There are two main types of Open Access:
When published or pre-published works are deposited to a repository or online for free public use. Authors must have permission from the journal they are publishing with first. Examples of green OA include eCommons@Cornell and arXiv.org. The majority of self-publishing houses allow for self-archiving. Being aware of your copyright agreement before signing it is also important.
Gold: Publishing in OA journals
When works are published in an open access journal and accessed via the journal or publisher's website. Examples of Gold OA include PLOS (Public Library of Science) and BioMed Central. Sometimes there are author fees associated with this method, but not always.
Many institutions' faculty senates have passed an OA resolution. "An open access (OA) resolution is an agreement that quality research is valuable and deserves to be widely shared. Under an OA resolution, the institution provides a venue by which scholars can preserve and share their research (typically an Institutional Repository), and scholars agree to deposit therein, with fully retained copyright and publishing options. Sometimes, these resolutions encourage faculty to seek out open access journals as a publishing consideration also." Source: FSU
Passing a resolution illustrate the institution's commitment to open access to research. It can also increase the institutional and faculty reputation by increasing the visibility of the quality research done there.
Institutions that have passed resolutions include:
Authors should read their copyright agreements carefully, especially if they are interested in self-archiving. Copyright is a bundle of rights that have traditionally transferred to the publisher. However, as the author, you can work to retain these rights.
1) Find out what journals' copyright agreements are
2) Consider negotiation tactics and adding an addendum to retain more of your author rights
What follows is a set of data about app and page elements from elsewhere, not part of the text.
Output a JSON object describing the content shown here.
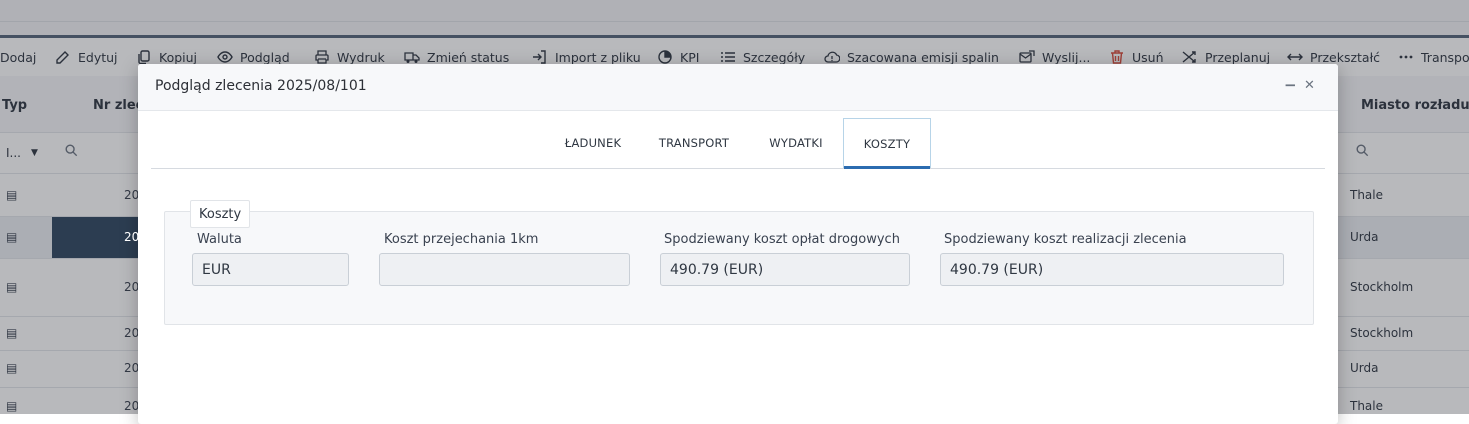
{
  "toolbar": {
    "items": [
      {
        "label": "Dodaj",
        "icon": "plus-icon"
      },
      {
        "label": "Edytuj",
        "icon": "edit-icon"
      },
      {
        "label": "Kopiuj",
        "icon": "copy-icon"
      },
      {
        "label": "Podgląd",
        "icon": "eye-icon"
      },
      {
        "label": "Wydruk",
        "icon": "printer-icon"
      },
      {
        "label": "Zmień status",
        "icon": "truck-icon"
      },
      {
        "label": "Import z pliku",
        "icon": "import-icon"
      },
      {
        "label": "KPI",
        "icon": "pie-chart-icon"
      },
      {
        "label": "Szczegóły",
        "icon": "list-icon"
      },
      {
        "label": "Szacowana emisji spalin",
        "icon": "cloud-alert-icon"
      },
      {
        "label": "Wyslij...",
        "icon": "send-icon"
      },
      {
        "label": "Usuń",
        "icon": "trash-icon"
      },
      {
        "label": "Przeplanuj",
        "icon": "shuffle-icon"
      },
      {
        "label": "Przekształć",
        "icon": "arrows-horizontal-icon"
      },
      {
        "label": "Transpo",
        "icon": "more-icon"
      }
    ]
  },
  "grid": {
    "headers": {
      "typ": "Typ",
      "nr": "Nr zlece",
      "miasto": "Miasto rozładunku"
    },
    "filter": {
      "type_value": "I..."
    },
    "rows": [
      {
        "nr": "20",
        "city": "Thale"
      },
      {
        "nr": "20",
        "city": "Urda"
      },
      {
        "nr": "20",
        "city": "Stockholm"
      },
      {
        "nr": "20",
        "city": "Stockholm"
      },
      {
        "nr": "20",
        "city": "Urda"
      },
      {
        "nr": "20",
        "city": "Thale"
      }
    ]
  },
  "modal": {
    "title": "Podgląd zlecenia 2025/08/101",
    "minimize": "−",
    "close": "✕",
    "tabs": [
      "ŁADUNEK",
      "TRANSPORT",
      "WYDATKI",
      "KOSZTY"
    ],
    "active_tab": "KOSZTY",
    "section": {
      "legend": "Koszty",
      "fields": [
        {
          "label": "Waluta",
          "value": "EUR"
        },
        {
          "label": "Koszt przejechania 1km",
          "value": ""
        },
        {
          "label": "Spodziewany koszt opłat drogowych",
          "value": "490.79 (EUR)"
        },
        {
          "label": "Spodziewany koszt realizacji zlecenia",
          "value": "490.79 (EUR)"
        }
      ]
    }
  },
  "colors": {
    "toolbar_border": "#54657a",
    "active_tab_underline": "#2b6cb0",
    "selected_cell": "#2f4660",
    "delete_icon": "#d84a3a"
  }
}
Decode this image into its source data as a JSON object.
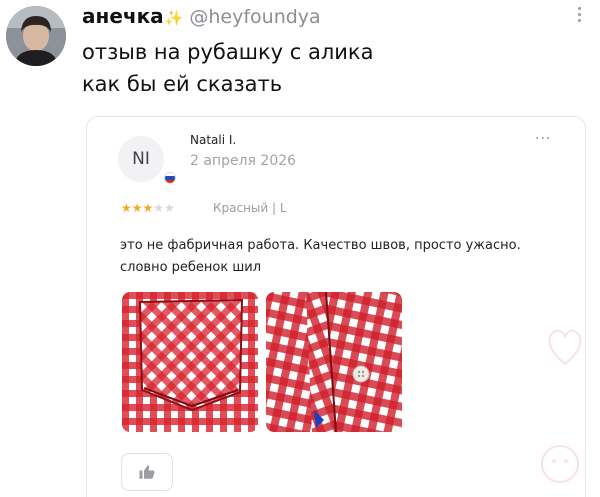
{
  "tweet": {
    "display_name": "анечка",
    "sparkle": "✨",
    "handle": "@heyfoundya",
    "lines": [
      "отзыв на рубашку с алика",
      "как бы ей сказать"
    ]
  },
  "review": {
    "avatar_initials": "NI",
    "name": "Natali I.",
    "date": "2 апреля 2026",
    "more": "···",
    "rating": 3,
    "rating_max": 5,
    "variant": "Красный | L",
    "text": "это не фабричная работа. Качество швов, просто ужасно. словно ребенок шил",
    "like_icon": "thumbs-up-icon"
  },
  "colors": {
    "plaid_red": "#d8232e",
    "plaid_white": "#ffffff",
    "star": "#f5a623",
    "handle_gray": "#8a8f95"
  }
}
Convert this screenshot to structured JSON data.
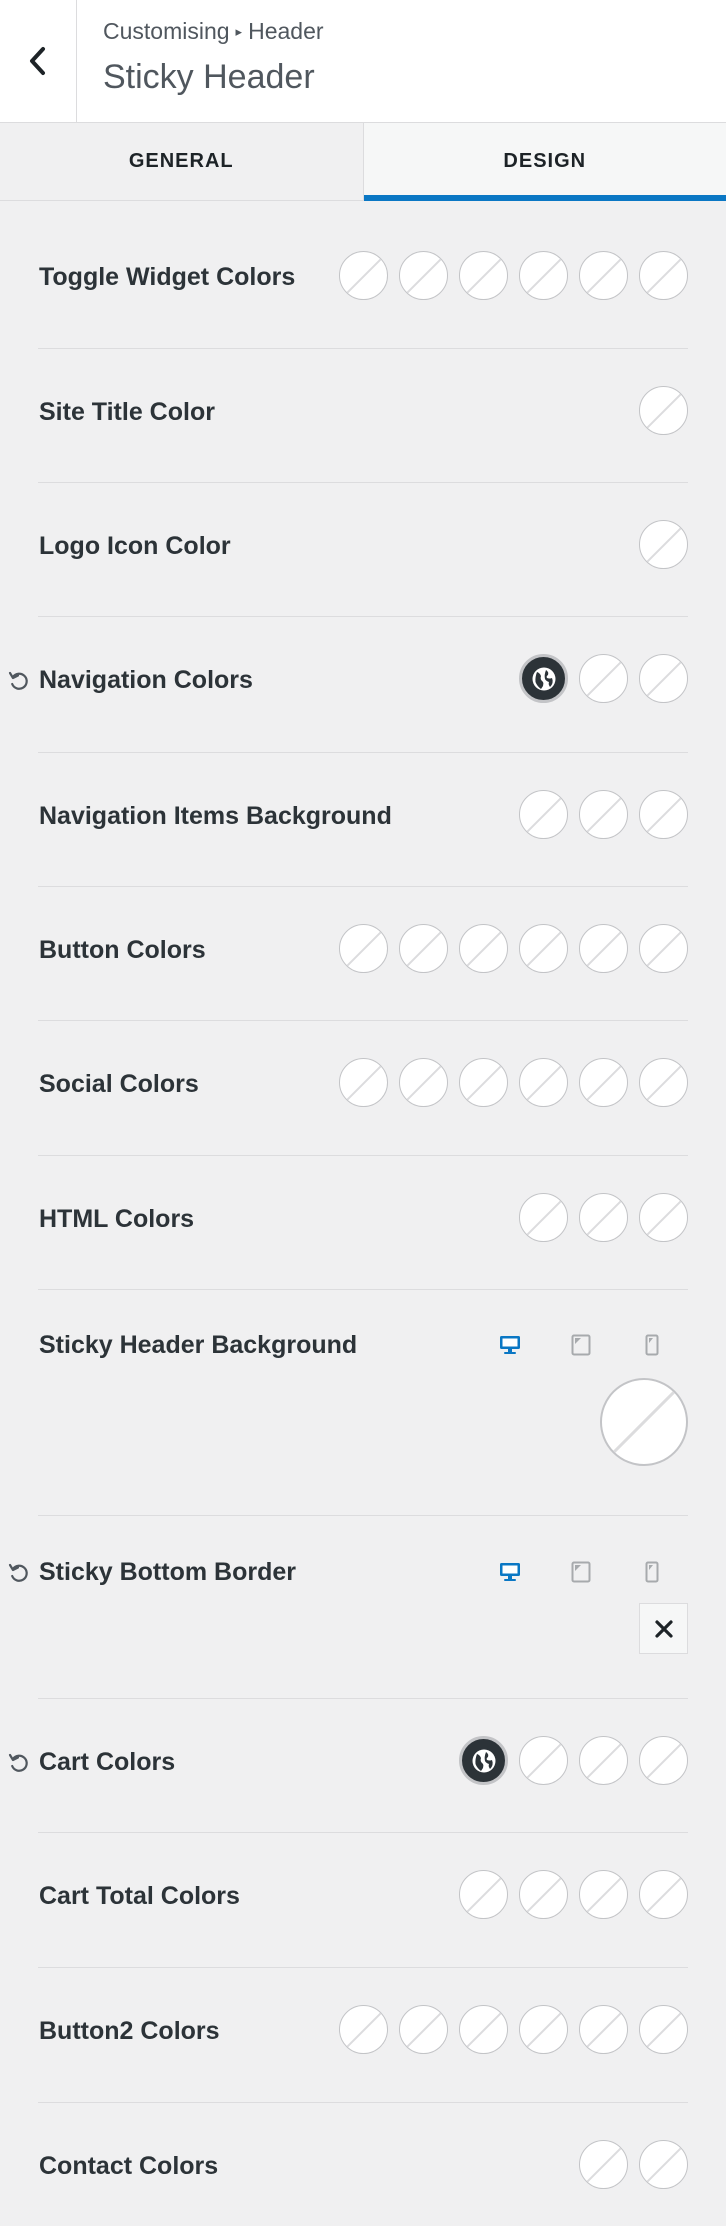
{
  "header": {
    "breadcrumb_root": "Customising",
    "breadcrumb_sep": "▸",
    "breadcrumb_section": "Header",
    "title": "Sticky Header"
  },
  "tabs": [
    {
      "label": "GENERAL",
      "active": false
    },
    {
      "label": "DESIGN",
      "active": true
    }
  ],
  "rows": [
    {
      "label": "Toggle Widget Colors",
      "swatches": 6,
      "reset": false
    },
    {
      "label": "Site Title Color",
      "swatches": 1,
      "reset": false
    },
    {
      "label": "Logo Icon Color",
      "swatches": 1,
      "reset": false
    },
    {
      "label": "Navigation Colors",
      "swatches": 3,
      "reset": true,
      "first_global": true
    },
    {
      "label": "Navigation Items Background",
      "swatches": 3,
      "reset": false
    },
    {
      "label": "Button Colors",
      "swatches": 6,
      "reset": false
    },
    {
      "label": "Social Colors",
      "swatches": 6,
      "reset": false
    },
    {
      "label": "HTML Colors",
      "swatches": 3,
      "reset": false
    },
    {
      "label": "Sticky Header Background",
      "responsive": true,
      "big_swatch": true,
      "reset": false
    },
    {
      "label": "Sticky Bottom Border",
      "responsive": true,
      "x_button": true,
      "reset": true
    },
    {
      "label": "Cart Colors",
      "swatches": 4,
      "reset": true,
      "first_global": true
    },
    {
      "label": "Cart Total Colors",
      "swatches": 4,
      "reset": false
    },
    {
      "label": "Button2 Colors",
      "swatches": 6,
      "reset": false
    },
    {
      "label": "Contact Colors",
      "swatches": 2,
      "reset": false
    }
  ],
  "colors": {
    "accent": "#0a77c4",
    "device_inactive": "#a7aaad",
    "global_swatch": "#2c3338",
    "background": "#f0f0f1"
  },
  "icons": {
    "back": "chevron-left-icon",
    "reset": "undo-icon",
    "global": "globe-icon",
    "desktop": "desktop-icon",
    "tablet": "tablet-icon",
    "mobile": "mobile-icon",
    "clear": "close-icon"
  }
}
Ideally, authors would negotiate with the publisher to retain the copyright and all associated rights to their work. The author could still grant the publisher an exclusive license to:
Subsequent republication of the work
Reformatting of the publication (from print to microfilm or digital formats, for example)
The key issue with this is determining what are the minimum bundle of rights that the publisher needs in order to protect its investment in the publication. This will vary from publisher to publisher. Here is some sample language that can help.
If the you can't keep the copyright and must transfer it, still try to retain some rights. You can negotiate with publishers. Rights you might want to ask about include:
• The right to make reproductions for use in teaching, scholarship, and research
• The right to borrow portions of the work for use in other works
• The right to make derivative works
• The right to alter the work, add to the work, or update the content of the work
• The right to be informed of any uses, reproductions, or distributions of the work
• The right to perform or display the work
• The right to make oral presentation of the material in any forum
• The right to archive and preserve the work as part of either a personal or institutional initiative, e.g. On your web site or in an institutional repository.
• The copyright in every draft and pre-print version of the work.
The SPARC copyright addendum can be attached to a publishing contract. The addendum reserves to the author the rights that are of greatest importance.